**ABOUT THIS EXERCISE**
Every line of the data that includes "content" should be copied out.

[Dataset excerpts]
★ ★ ★ ★

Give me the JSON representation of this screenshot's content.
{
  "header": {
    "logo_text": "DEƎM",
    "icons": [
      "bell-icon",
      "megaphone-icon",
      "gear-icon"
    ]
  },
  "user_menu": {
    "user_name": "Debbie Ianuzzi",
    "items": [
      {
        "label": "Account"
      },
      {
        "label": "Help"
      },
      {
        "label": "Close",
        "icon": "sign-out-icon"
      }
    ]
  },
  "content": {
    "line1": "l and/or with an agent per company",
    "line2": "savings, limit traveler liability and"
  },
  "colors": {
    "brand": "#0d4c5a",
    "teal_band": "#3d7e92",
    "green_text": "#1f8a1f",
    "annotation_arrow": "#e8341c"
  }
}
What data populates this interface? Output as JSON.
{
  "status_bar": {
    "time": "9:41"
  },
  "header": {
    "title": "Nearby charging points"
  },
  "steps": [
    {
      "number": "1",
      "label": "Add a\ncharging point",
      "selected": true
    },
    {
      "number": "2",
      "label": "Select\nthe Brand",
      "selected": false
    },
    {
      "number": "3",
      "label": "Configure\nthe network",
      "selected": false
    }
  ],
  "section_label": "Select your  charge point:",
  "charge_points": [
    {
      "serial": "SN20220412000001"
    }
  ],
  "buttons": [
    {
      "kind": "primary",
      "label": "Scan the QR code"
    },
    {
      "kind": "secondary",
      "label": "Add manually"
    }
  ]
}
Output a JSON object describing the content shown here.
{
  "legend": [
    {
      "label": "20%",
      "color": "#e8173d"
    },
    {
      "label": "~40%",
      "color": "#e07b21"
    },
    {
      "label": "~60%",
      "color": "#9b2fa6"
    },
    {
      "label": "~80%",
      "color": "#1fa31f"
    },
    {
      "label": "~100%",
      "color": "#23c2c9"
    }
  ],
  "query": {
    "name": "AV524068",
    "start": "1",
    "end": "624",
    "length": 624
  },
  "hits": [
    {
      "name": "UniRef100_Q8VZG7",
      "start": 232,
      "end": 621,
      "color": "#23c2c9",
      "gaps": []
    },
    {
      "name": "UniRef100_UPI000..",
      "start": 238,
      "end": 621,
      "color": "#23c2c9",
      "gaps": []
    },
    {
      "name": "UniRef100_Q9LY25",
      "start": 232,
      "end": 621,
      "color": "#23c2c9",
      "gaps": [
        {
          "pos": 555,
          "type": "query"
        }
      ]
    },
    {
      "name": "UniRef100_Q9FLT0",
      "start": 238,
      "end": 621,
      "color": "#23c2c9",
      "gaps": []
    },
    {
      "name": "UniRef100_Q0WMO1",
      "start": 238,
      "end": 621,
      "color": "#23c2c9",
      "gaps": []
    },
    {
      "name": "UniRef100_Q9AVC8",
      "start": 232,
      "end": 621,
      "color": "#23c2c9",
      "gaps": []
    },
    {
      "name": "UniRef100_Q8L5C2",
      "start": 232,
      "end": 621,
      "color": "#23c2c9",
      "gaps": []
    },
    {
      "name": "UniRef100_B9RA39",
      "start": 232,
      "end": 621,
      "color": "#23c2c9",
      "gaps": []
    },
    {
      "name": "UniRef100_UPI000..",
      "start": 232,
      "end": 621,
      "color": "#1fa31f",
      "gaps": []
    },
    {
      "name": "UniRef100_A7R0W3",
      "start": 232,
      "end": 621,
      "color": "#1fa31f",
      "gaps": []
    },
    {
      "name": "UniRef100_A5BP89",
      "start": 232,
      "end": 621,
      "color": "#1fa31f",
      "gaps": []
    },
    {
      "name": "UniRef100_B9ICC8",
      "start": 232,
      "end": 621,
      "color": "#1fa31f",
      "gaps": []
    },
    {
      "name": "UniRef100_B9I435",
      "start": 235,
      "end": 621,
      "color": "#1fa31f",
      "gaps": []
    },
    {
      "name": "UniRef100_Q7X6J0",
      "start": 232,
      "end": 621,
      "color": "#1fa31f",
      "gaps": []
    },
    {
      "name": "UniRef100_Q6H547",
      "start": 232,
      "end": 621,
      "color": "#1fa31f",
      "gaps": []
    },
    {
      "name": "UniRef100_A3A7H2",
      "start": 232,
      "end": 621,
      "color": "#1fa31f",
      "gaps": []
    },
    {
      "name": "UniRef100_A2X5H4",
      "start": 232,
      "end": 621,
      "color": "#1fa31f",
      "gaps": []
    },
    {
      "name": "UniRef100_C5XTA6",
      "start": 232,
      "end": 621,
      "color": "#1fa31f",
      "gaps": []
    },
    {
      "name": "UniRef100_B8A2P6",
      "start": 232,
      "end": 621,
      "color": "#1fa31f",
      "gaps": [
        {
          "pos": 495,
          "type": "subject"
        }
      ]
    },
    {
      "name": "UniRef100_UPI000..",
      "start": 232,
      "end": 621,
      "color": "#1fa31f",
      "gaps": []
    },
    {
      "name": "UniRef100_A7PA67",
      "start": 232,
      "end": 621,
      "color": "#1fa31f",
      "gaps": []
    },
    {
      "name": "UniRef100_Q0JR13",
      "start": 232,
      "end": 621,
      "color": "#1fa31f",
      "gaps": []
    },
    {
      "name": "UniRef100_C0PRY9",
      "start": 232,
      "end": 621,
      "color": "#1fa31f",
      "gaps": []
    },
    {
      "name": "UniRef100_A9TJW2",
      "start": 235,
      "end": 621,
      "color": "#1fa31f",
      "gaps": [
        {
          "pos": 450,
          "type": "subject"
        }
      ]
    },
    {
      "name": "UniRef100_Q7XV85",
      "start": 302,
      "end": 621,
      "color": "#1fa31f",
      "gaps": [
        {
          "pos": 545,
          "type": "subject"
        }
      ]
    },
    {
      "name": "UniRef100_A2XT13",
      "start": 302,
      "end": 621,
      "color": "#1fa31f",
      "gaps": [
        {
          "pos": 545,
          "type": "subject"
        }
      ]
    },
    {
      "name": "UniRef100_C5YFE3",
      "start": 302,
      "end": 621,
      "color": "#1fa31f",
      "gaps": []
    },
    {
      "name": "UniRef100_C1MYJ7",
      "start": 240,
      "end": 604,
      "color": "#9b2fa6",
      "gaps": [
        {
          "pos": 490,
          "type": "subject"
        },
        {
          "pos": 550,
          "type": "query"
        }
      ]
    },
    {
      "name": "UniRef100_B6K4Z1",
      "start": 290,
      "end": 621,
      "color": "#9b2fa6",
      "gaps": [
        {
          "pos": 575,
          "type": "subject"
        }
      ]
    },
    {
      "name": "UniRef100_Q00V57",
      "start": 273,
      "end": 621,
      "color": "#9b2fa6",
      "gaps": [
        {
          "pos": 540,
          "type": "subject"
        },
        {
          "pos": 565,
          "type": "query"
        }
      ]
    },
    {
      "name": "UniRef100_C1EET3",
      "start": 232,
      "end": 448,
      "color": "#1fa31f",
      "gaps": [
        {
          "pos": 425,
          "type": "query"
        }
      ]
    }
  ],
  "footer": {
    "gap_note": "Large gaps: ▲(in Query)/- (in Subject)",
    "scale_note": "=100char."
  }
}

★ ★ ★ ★

**TASK SOLUTION**
Give me the JSON representation of this screenshot's content.
  "content": {
Output a JSON object describing the content shown here.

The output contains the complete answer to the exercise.